++++ Data for analysis ++++

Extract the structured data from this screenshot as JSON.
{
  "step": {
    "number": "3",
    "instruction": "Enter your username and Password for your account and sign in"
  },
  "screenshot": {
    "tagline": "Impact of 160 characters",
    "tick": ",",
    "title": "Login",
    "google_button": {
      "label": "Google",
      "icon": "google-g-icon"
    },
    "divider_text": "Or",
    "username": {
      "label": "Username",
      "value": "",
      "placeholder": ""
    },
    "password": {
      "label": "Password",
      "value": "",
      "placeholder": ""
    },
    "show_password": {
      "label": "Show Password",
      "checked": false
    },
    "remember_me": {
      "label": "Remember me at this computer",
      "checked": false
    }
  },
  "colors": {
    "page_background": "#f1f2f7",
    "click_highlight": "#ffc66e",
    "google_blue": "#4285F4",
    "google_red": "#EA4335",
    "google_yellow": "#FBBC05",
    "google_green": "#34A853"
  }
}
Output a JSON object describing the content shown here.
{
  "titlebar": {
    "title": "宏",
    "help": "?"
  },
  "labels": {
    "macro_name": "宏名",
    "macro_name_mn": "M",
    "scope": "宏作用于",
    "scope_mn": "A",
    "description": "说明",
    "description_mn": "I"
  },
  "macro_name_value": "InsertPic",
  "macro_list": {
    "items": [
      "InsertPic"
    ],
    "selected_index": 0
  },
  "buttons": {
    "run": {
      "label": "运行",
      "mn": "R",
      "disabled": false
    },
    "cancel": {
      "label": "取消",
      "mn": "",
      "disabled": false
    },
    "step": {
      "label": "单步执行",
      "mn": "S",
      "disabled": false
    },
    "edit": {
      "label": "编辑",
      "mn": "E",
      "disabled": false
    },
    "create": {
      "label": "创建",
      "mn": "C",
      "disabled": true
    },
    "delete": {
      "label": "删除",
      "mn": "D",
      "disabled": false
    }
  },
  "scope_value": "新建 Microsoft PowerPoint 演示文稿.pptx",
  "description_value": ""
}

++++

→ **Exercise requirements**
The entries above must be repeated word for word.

→ **Exercise result**
Extract the structured data from this screenshot as JSON.
{
  "step": {
    "number": "3",
    "instruction": "Enter your username and Password for your account and sign in"
  },
  "screenshot": {
    "tagline": "Impact of 160 characters",
    "tick": ",",
    "title": "Login",
    "google_button": {
      "label": "Google",
      "icon": "google-g-icon"
    },
    "divider_text": "Or",
    "username": {
      "label": "Username",
      "value": "",
      "placeholder": ""
    },
    "password": {
      "label": "Password",
      "value": "",
      "placeholder": ""
    },
    "show_password": {
      "label": "Show Password",
      "checked": false
    },
    "remember_me": {
      "label": "Remember me at this computer",
      "checked": false
    }
  },
  "colors": {
    "page_background": "#f1f2f7",
    "click_highlight": "#ffc66e",
    "google_blue": "#4285F4",
    "google_red": "#EA4335",
    "google_yellow": "#FBBC05",
    "google_green": "#34A853"
  }
}
Output a JSON object describing the content shown here.
{
  "titlebar": {
    "title": "宏",
    "help": "?"
  },
  "labels": {
    "macro_name": "宏名",
    "macro_name_mn": "M",
    "scope": "宏作用于",
    "scope_mn": "A",
    "description": "说明",
    "description_mn": "I"
  },
  "macro_name_value": "InsertPic",
  "macro_list": {
    "items": [
      "InsertPic"
    ],
    "selected_index": 0
  },
  "buttons": {
    "run": {
      "label": "运行",
      "mn": "R",
      "disabled": false
    },
    "cancel": {
      "label": "取消",
      "mn": "",
      "disabled": false
    },
    "step": {
      "label": "单步执行",
      "mn": "S",
      "disabled": false
    },
    "edit": {
      "label": "编辑",
      "mn": "E",
      "disabled": false
    },
    "create": {
      "label": "创建",
      "mn": "C",
      "disabled": true
    },
    "delete": {
      "label": "删除",
      "mn": "D",
      "disabled": false
    }
  },
  "scope_value": "新建 Microsoft PowerPoint 演示文稿.pptx",
  "description_value": ""
}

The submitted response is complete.